───── RECORD SET
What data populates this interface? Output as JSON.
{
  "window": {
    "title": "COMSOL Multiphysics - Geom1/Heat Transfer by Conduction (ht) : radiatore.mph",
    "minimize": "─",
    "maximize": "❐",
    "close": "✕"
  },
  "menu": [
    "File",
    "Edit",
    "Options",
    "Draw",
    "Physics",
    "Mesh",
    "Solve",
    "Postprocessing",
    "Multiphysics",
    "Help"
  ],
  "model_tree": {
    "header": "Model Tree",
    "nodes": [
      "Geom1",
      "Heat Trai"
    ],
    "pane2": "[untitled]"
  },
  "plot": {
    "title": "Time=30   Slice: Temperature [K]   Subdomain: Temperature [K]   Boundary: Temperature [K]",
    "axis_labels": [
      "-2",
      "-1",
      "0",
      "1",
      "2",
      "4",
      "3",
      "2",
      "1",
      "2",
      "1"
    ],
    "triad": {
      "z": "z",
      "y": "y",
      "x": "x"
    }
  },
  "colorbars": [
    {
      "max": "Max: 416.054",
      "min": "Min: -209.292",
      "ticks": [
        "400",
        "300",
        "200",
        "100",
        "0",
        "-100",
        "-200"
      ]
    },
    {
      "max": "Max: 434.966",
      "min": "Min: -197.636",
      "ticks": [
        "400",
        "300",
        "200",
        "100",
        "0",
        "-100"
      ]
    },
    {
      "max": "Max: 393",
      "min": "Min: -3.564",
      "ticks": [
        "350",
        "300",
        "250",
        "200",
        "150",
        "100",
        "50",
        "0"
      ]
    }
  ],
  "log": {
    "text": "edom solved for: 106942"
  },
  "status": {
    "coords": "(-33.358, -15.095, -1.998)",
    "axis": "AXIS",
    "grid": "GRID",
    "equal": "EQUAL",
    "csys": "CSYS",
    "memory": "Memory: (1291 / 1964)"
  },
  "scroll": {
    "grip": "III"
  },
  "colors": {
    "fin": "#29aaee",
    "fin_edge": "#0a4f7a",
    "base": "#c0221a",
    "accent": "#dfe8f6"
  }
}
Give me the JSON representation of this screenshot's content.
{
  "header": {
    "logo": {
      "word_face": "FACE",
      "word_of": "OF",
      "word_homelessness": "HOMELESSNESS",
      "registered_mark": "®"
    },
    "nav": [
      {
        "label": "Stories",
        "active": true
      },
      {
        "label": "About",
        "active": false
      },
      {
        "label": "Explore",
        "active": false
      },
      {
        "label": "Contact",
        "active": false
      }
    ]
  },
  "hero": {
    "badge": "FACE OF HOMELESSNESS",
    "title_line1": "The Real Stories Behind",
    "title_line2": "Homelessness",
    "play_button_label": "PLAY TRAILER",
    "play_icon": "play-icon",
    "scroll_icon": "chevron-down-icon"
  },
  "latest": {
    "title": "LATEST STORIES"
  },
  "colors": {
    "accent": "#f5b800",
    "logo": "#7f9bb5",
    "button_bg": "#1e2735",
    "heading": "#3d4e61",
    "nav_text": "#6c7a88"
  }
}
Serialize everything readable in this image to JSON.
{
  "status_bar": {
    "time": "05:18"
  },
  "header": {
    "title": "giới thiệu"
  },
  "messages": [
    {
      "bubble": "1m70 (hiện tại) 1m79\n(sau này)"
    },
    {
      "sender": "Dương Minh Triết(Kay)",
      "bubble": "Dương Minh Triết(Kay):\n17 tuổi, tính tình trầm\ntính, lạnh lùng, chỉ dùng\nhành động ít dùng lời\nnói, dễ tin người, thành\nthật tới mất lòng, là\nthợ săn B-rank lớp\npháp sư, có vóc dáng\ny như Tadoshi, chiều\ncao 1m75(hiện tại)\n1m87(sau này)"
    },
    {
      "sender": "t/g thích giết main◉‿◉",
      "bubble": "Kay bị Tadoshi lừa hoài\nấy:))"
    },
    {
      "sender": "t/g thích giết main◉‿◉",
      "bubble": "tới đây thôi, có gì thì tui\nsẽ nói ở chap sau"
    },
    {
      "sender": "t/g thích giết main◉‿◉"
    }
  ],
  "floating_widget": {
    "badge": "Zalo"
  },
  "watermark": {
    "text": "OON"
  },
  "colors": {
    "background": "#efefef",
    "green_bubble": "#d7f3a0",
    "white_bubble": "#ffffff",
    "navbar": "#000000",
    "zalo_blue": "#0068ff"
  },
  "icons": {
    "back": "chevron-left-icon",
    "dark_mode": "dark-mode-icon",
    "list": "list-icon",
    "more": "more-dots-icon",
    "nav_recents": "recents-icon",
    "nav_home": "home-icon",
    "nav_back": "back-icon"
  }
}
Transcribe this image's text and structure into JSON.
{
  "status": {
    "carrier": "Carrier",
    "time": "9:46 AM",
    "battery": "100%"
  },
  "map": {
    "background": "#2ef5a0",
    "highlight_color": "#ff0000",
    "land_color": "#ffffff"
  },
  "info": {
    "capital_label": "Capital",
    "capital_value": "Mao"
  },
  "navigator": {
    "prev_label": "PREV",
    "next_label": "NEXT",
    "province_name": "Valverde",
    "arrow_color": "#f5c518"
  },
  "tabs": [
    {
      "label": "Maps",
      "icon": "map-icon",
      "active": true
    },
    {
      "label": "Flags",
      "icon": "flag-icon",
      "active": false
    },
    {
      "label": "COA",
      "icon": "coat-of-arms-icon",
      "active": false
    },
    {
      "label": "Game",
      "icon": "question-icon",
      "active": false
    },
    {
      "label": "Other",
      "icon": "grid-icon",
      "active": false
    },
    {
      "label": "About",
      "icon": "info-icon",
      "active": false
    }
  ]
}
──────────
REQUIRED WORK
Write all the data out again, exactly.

THE COMPLETED TASK
What data populates this interface? Output as JSON.
{
  "window": {
    "title": "COMSOL Multiphysics - Geom1/Heat Transfer by Conduction (ht) : radiatore.mph",
    "minimize": "─",
    "maximize": "❐",
    "close": "✕"
  },
  "menu": [
    "File",
    "Edit",
    "Options",
    "Draw",
    "Physics",
    "Mesh",
    "Solve",
    "Postprocessing",
    "Multiphysics",
    "Help"
  ],
  "model_tree": {
    "header": "Model Tree",
    "nodes": [
      "Geom1",
      "Heat Trai"
    ],
    "pane2": "[untitled]"
  },
  "plot": {
    "title": "Time=30   Slice: Temperature [K]   Subdomain: Temperature [K]   Boundary: Temperature [K]",
    "axis_labels": [
      "-2",
      "-1",
      "0",
      "1",
      "2",
      "4",
      "3",
      "2",
      "1",
      "2",
      "1"
    ],
    "triad": {
      "z": "z",
      "y": "y",
      "x": "x"
    }
  },
  "colorbars": [
    {
      "max": "Max: 416.054",
      "min": "Min: -209.292",
      "ticks": [
        "400",
        "300",
        "200",
        "100",
        "0",
        "-100",
        "-200"
      ]
    },
    {
      "max": "Max: 434.966",
      "min": "Min: -197.636",
      "ticks": [
        "400",
        "300",
        "200",
        "100",
        "0",
        "-100"
      ]
    },
    {
      "max": "Max: 393",
      "min": "Min: -3.564",
      "ticks": [
        "350",
        "300",
        "250",
        "200",
        "150",
        "100",
        "50",
        "0"
      ]
    }
  ],
  "log": {
    "text": "edom solved for: 106942"
  },
  "status": {
    "coords": "(-33.358, -15.095, -1.998)",
    "axis": "AXIS",
    "grid": "GRID",
    "equal": "EQUAL",
    "csys": "CSYS",
    "memory": "Memory: (1291 / 1964)"
  },
  "scroll": {
    "grip": "III"
  },
  "colors": {
    "fin": "#29aaee",
    "fin_edge": "#0a4f7a",
    "base": "#c0221a",
    "accent": "#dfe8f6"
  }
}
Give me the JSON representation of this screenshot's content.
{
  "header": {
    "logo": {
      "word_face": "FACE",
      "word_of": "OF",
      "word_homelessness": "HOMELESSNESS",
      "registered_mark": "®"
    },
    "nav": [
      {
        "label": "Stories",
        "active": true
      },
      {
        "label": "About",
        "active": false
      },
      {
        "label": "Explore",
        "active": false
      },
      {
        "label": "Contact",
        "active": false
      }
    ]
  },
  "hero": {
    "badge": "FACE OF HOMELESSNESS",
    "title_line1": "The Real Stories Behind",
    "title_line2": "Homelessness",
    "play_button_label": "PLAY TRAILER",
    "play_icon": "play-icon",
    "scroll_icon": "chevron-down-icon"
  },
  "latest": {
    "title": "LATEST STORIES"
  },
  "colors": {
    "accent": "#f5b800",
    "logo": "#7f9bb5",
    "button_bg": "#1e2735",
    "heading": "#3d4e61",
    "nav_text": "#6c7a88"
  }
}
Serialize everything readable in this image to JSON.
{
  "status_bar": {
    "time": "05:18"
  },
  "header": {
    "title": "giới thiệu"
  },
  "messages": [
    {
      "bubble": "1m70 (hiện tại) 1m79\n(sau này)"
    },
    {
      "sender": "Dương Minh Triết(Kay)",
      "bubble": "Dương Minh Triết(Kay):\n17 tuổi, tính tình trầm\ntính, lạnh lùng, chỉ dùng\nhành động ít dùng lời\nnói, dễ tin người, thành\nthật tới mất lòng, là\nthợ săn B-rank lớp\npháp sư, có vóc dáng\ny như Tadoshi, chiều\ncao 1m75(hiện tại)\n1m87(sau này)"
    },
    {
      "sender": "t/g thích giết main◉‿◉",
      "bubble": "Kay bị Tadoshi lừa hoài\nấy:))"
    },
    {
      "sender": "t/g thích giết main◉‿◉",
      "bubble": "tới đây thôi, có gì thì tui\nsẽ nói ở chap sau"
    },
    {
      "sender": "t/g thích giết main◉‿◉"
    }
  ],
  "floating_widget": {
    "badge": "Zalo"
  },
  "watermark": {
    "text": "OON"
  },
  "colors": {
    "background": "#efefef",
    "green_bubble": "#d7f3a0",
    "white_bubble": "#ffffff",
    "navbar": "#000000",
    "zalo_blue": "#0068ff"
  },
  "icons": {
    "back": "chevron-left-icon",
    "dark_mode": "dark-mode-icon",
    "list": "list-icon",
    "more": "more-dots-icon",
    "nav_recents": "recents-icon",
    "nav_home": "home-icon",
    "nav_back": "back-icon"
  }
}
Transcribe this image's text and structure into JSON.
{
  "status": {
    "carrier": "Carrier",
    "time": "9:46 AM",
    "battery": "100%"
  },
  "map": {
    "background": "#2ef5a0",
    "highlight_color": "#ff0000",
    "land_color": "#ffffff"
  },
  "info": {
    "capital_label": "Capital",
    "capital_value": "Mao"
  },
  "navigator": {
    "prev_label": "PREV",
    "next_label": "NEXT",
    "province_name": "Valverde",
    "arrow_color": "#f5c518"
  },
  "tabs": [
    {
      "label": "Maps",
      "icon": "map-icon",
      "active": true
    },
    {
      "label": "Flags",
      "icon": "flag-icon",
      "active": false
    },
    {
      "label": "COA",
      "icon": "coat-of-arms-icon",
      "active": false
    },
    {
      "label": "Game",
      "icon": "question-icon",
      "active": false
    },
    {
      "label": "Other",
      "icon": "grid-icon",
      "active": false
    },
    {
      "label": "About",
      "icon": "info-icon",
      "active": false
    }
  ]
}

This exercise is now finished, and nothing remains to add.